Speech therapy is effective for people of all ages, including those with persistent stammering that began in childhood. Speech-language pathologists have an array of tools that can help these clients manage the physical actions involved in speaking by breaking down words into smaller sounds, and they also can help clients manage stress and anxiety that they might feel about their problem with speech.
Speech therapy can also help people manage stress and anxiety that they might feel about their problem with speech. People can learn to identify negative thoughts that make their stammer worse and then change them.
Stress and anxiety are two common causes of stammering. If you’re feeling stressed, it can make your stutter worse. Also, if you feel nervous about having a conversation with someone, this can also make your speech worse.
If you want to learn how to manage stress and anxiety in order to help your stammer improve, then a speech therapist is the best person who can teach you these skills. A speech therapist will work with people who have severe or moderate forms of fluency disorders including stuttering and cluttering by teaching them techniques that will help them speak more fluently under pressure situations such as public speaking or meeting new people in social situations. Through regular practice in these conditions they gradually become less anxious about speaking because they know what they need to do when they are anxious so that their words come out clearly without any pauses between them (stutters).
While there is no cure for this disorder, there are ways of coping with it through speech therapy

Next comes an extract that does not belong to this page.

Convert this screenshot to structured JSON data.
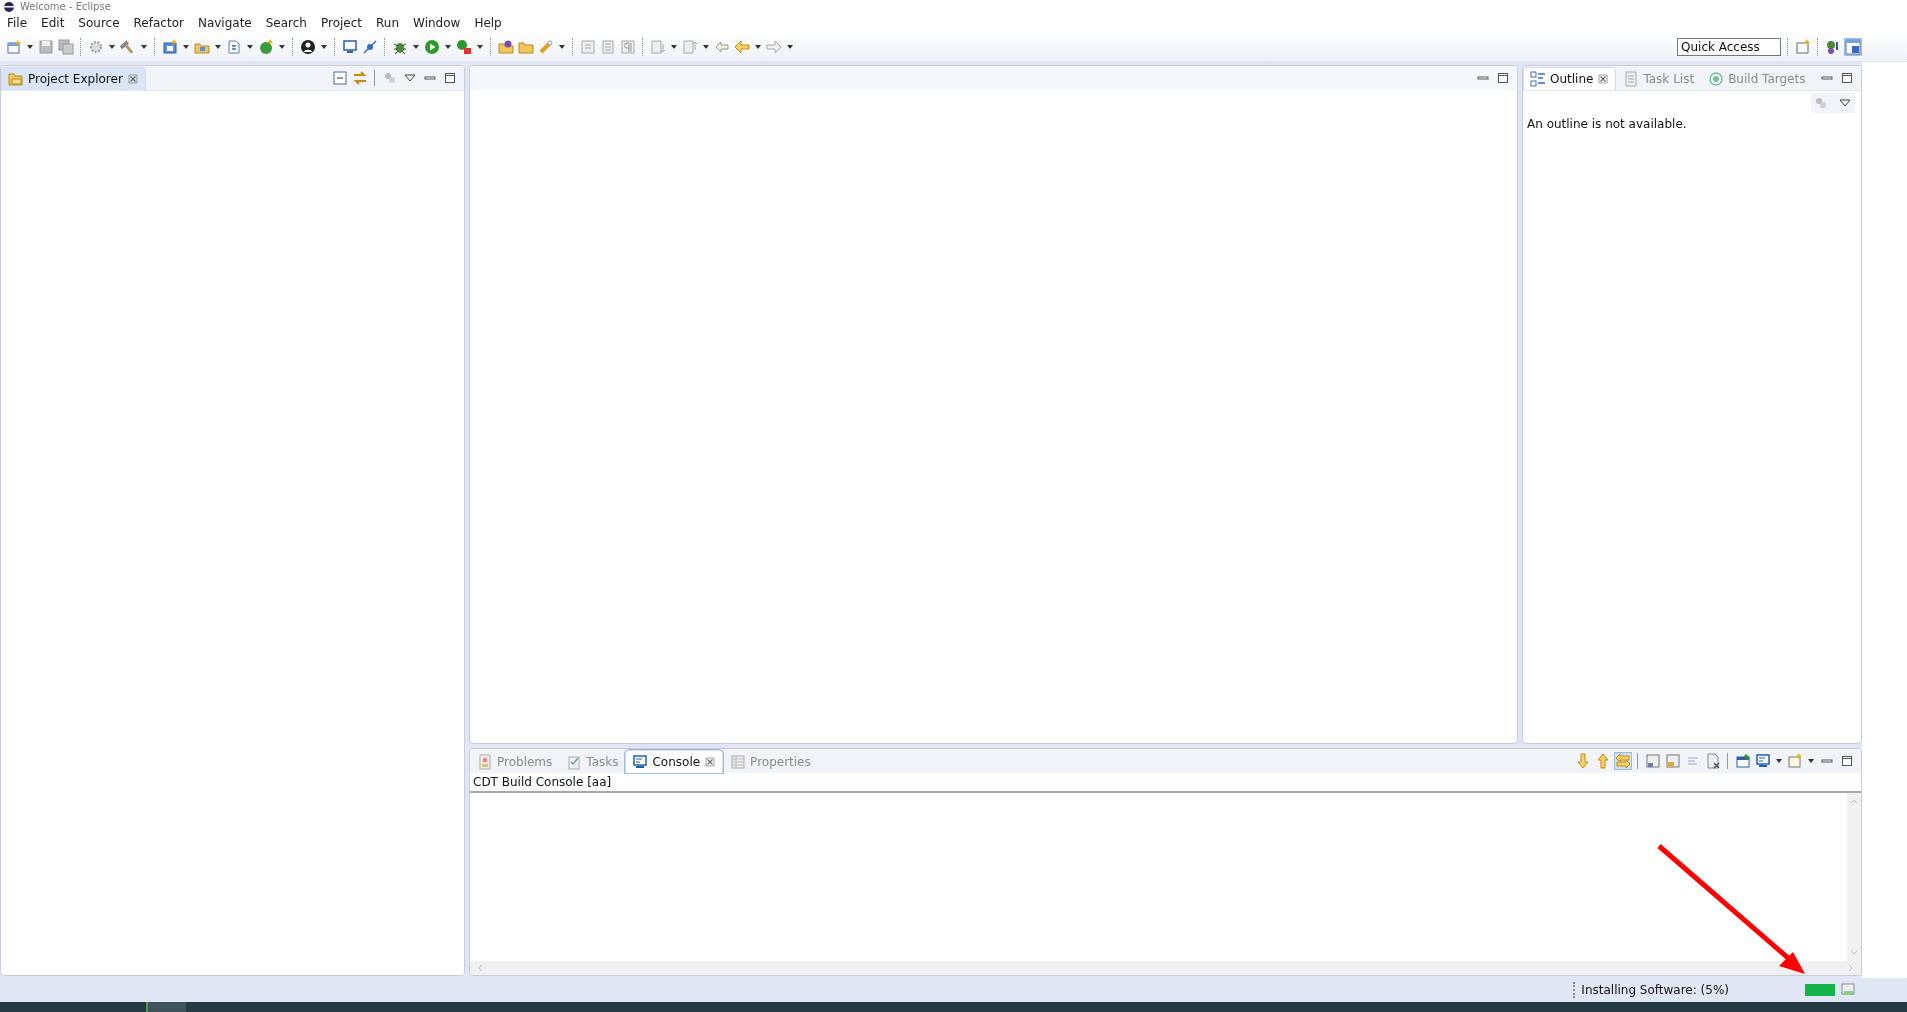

While there is no cure for this disorder, there are ways of coping with it through speech therapy. Speech therapists can help you manage the physical actions involved in speaking, such as breath control and lip movement. They can also help you manage stress and anxiety through relaxation techniques.
Speech therapists also teach patients how to identify negative thoughts that make their stammer worse and then change them. For example, if a person thinks “I’m going to mess up” when they speak, they will probably do just that because they’re scared of messing up! A speech therapist would teach him or her how to replace this thought with “I will get better.” They might even use positive affirmations like “I have got this!” until the new belief becomes ingrained in their daily life.

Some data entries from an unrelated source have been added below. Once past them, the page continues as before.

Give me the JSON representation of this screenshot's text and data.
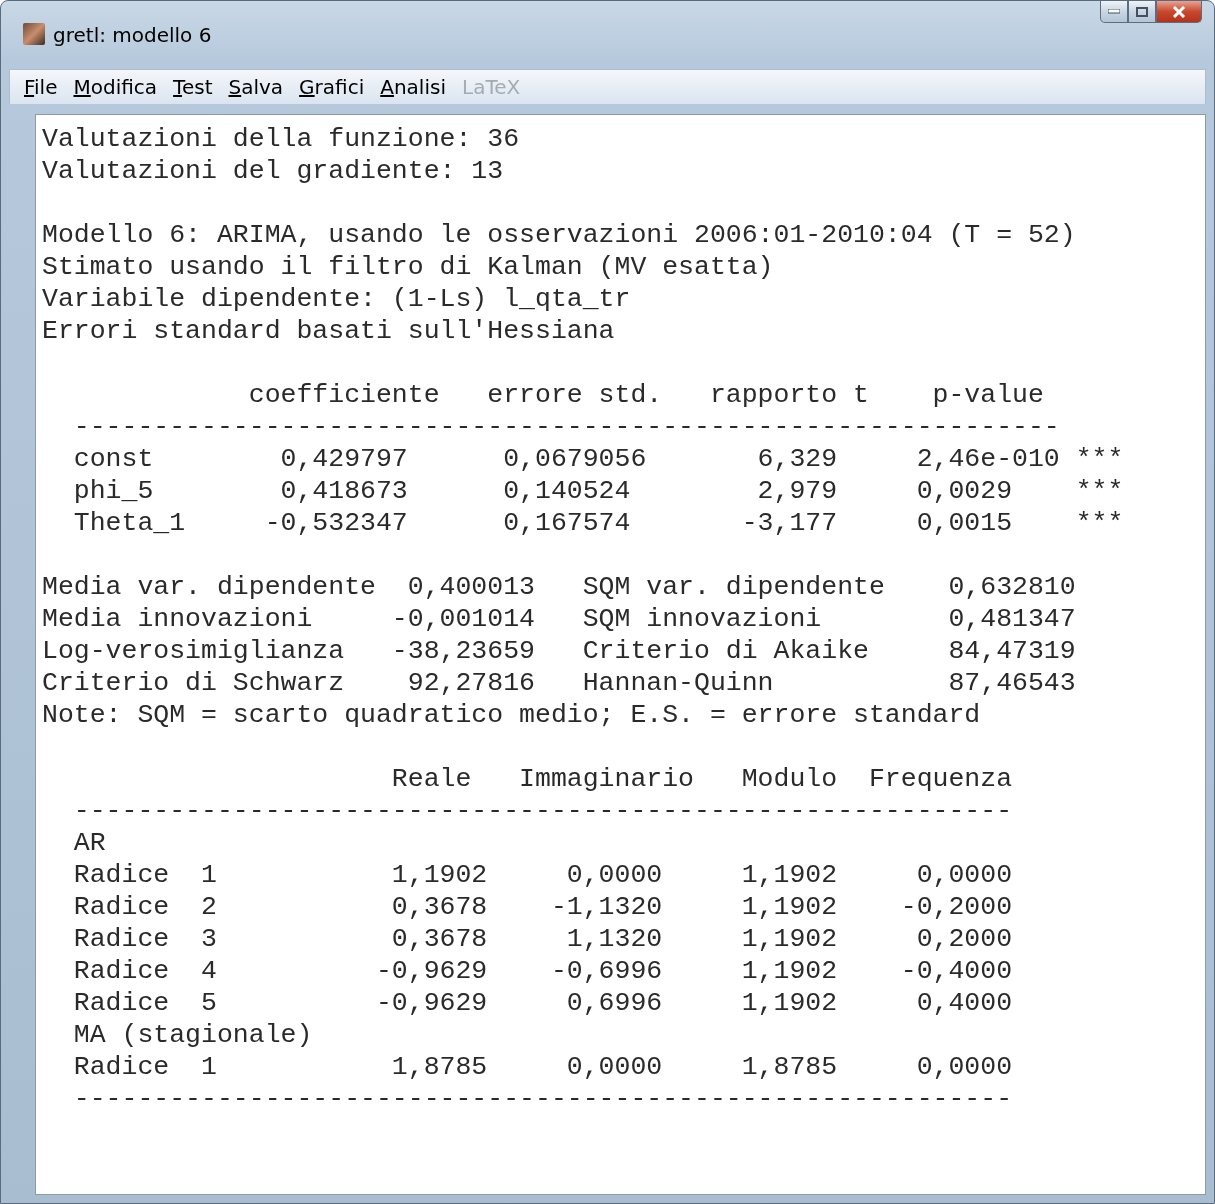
{
  "window": {
    "title": "gretl: modello 6"
  },
  "menu": [
    {
      "label": "File",
      "disabled": false
    },
    {
      "label": "Modifica",
      "disabled": false
    },
    {
      "label": "Test",
      "disabled": false
    },
    {
      "label": "Salva",
      "disabled": false
    },
    {
      "label": "Grafici",
      "disabled": false
    },
    {
      "label": "Analisi",
      "disabled": false
    },
    {
      "label": "LaTeX",
      "disabled": true
    }
  ],
  "output": {
    "blocks": [
      [
        "Valutazioni della funzione: 36",
        "Valutazioni del gradiente: 13"
      ],
      [
        "Modello 6: ARIMA, usando le osservazioni 2006:01-2010:04 (T = 52)",
        "Stimato usando il filtro di Kalman (MV esatta)",
        "Variabile dipendente: (1-Ls) l_qta_tr",
        "Errori standard basati sull'Hessiana"
      ],
      [
        "             coefficiente   errore std.   rapporto t    p-value",
        "  --------------------------------------------------------------",
        "  const        0,429797      0,0679056       6,329     2,46e-010 ***",
        "  phi_5        0,418673      0,140524        2,979     0,0029    ***",
        "  Theta_1     -0,532347      0,167574       -3,177     0,0015    ***"
      ],
      [
        "Media var. dipendente  0,400013   SQM var. dipendente    0,632810",
        "Media innovazioni     -0,001014   SQM innovazioni        0,481347",
        "Log-verosimiglianza   -38,23659   Criterio di Akaike     84,47319",
        "Criterio di Schwarz    92,27816   Hannan-Quinn           87,46543",
        "Note: SQM = scarto quadratico medio; E.S. = errore standard"
      ],
      [
        "                      Reale   Immaginario   Modulo  Frequenza",
        "  -----------------------------------------------------------",
        "  AR",
        "  Radice  1           1,1902     0,0000     1,1902     0,0000",
        "  Radice  2           0,3678    -1,1320     1,1902    -0,2000",
        "  Radice  3           0,3678     1,1320     1,1902     0,2000",
        "  Radice  4          -0,9629    -0,6996     1,1902    -0,4000",
        "  Radice  5          -0,9629     0,6996     1,1902     0,4000",
        "  MA (stagionale)",
        "  Radice  1           1,8785     0,0000     1,8785     0,0000",
        "  -----------------------------------------------------------"
      ]
    ]
  }
}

Finally, a speech therapist may help patients break down words into smaller sounds so that each sound does not feel like an insurmountable obstacle when trying to communicate verbally with others
If you have a stammer, you may feel self-conscious and embarrassed by it. This can make it difficult for you to speak up in class or at work, or just talk with friends. But with the right treatment, you can learn how to manage your stammer and be more confident when talking with others.